Thanks for the confirmation on the scope. I took it back where I bought it and swapped it for another one of the same model. Mounted that in same rings, eye relief, etc. Dialed the objective reticle until I can just about read “birchwood casey” on the little target stickers at 25 yds/16 power. The difference between the groups shot at 16 power and that shot at 4 power isn’t as great as on the scope I returned, but I’m getting “batches of small groups”. I did notice that even with my cheek in the same spot, I can press slightly harder or softer on the cheekpad and watch the reticle move in about a 2″ smiley shaped arc on the target.
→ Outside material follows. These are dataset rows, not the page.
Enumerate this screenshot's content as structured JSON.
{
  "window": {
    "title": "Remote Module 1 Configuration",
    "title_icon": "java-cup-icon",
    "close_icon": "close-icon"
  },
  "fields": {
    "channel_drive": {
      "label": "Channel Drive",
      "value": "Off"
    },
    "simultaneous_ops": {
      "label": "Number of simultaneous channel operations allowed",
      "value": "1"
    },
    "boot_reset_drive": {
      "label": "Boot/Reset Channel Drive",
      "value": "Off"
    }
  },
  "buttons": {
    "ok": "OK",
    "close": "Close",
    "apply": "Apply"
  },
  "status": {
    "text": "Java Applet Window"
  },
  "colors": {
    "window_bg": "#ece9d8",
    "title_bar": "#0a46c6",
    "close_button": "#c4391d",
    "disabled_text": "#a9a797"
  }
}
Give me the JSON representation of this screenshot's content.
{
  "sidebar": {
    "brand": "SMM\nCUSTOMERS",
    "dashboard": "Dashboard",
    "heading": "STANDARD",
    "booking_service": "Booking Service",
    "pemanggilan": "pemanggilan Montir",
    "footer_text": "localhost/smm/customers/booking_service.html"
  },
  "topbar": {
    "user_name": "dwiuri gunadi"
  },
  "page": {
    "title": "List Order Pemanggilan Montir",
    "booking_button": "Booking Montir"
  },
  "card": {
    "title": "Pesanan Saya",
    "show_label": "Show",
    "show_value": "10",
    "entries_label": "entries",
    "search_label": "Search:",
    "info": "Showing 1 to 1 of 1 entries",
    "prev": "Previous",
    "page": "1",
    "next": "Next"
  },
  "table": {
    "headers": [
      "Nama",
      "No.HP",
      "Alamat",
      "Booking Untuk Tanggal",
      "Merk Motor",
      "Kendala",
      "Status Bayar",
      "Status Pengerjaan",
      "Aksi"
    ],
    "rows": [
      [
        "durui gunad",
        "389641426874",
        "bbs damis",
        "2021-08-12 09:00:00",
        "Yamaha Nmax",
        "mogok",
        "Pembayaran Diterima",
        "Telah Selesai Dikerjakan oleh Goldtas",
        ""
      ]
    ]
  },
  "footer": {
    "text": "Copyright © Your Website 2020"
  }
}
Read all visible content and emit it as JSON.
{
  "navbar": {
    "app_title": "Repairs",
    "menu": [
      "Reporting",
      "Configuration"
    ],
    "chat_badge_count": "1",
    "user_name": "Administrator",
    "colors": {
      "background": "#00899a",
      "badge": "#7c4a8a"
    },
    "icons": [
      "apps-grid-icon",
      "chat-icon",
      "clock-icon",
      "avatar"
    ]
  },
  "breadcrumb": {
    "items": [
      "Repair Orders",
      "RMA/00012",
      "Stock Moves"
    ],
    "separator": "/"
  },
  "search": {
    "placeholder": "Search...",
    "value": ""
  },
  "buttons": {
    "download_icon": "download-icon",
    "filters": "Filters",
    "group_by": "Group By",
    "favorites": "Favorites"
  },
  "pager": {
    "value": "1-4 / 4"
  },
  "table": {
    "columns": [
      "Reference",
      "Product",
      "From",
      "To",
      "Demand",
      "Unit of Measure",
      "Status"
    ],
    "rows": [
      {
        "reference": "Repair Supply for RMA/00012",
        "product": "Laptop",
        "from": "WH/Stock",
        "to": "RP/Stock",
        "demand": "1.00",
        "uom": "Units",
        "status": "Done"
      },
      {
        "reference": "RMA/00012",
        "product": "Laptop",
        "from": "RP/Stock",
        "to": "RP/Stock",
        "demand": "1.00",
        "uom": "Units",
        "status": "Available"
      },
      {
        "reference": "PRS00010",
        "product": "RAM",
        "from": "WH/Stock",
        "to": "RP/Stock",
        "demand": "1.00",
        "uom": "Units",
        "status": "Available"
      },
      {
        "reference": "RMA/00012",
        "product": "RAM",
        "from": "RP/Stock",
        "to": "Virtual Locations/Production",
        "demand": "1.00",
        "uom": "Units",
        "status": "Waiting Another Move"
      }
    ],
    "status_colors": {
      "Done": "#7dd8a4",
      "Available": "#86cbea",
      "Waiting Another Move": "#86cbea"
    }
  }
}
My impression is thus that the amount of “uncorrected” parallax on this scope is still pretty high. Is this something that Crosman/Centerpoint might be able to correct? I’m not sure if my expectations of this scope are realistic, but I know that I expect to be able to shoot better groups with a magnified scope than I can with V-notch sights. If I was repeatedly seeing a 1″ or larger group at 25 yards at low and high magnification, I’d just accept that that’s the limit of the gun’s accuracy coupled with my current abilities, but I get “3 in a hole here, 3 in a hole here and 4 all over the place”. Is there anything else that I might be overlooking?
By the way, when testing I do fill to “about” 1900 PSI, shoot 10, top up to the same pressure and shoot again.
Thanks again for your advice.
"They [the U.S. Army] developed a manual of basic rifle marksmanship that breaks down the principles into steps that can be learned easily."
What is the name/number of this manual?
Is it available online? If so, do you have a link?
It'd just a Google search away.
Oh yeah… Google.
It was very late. Don't know why I didn't think of that.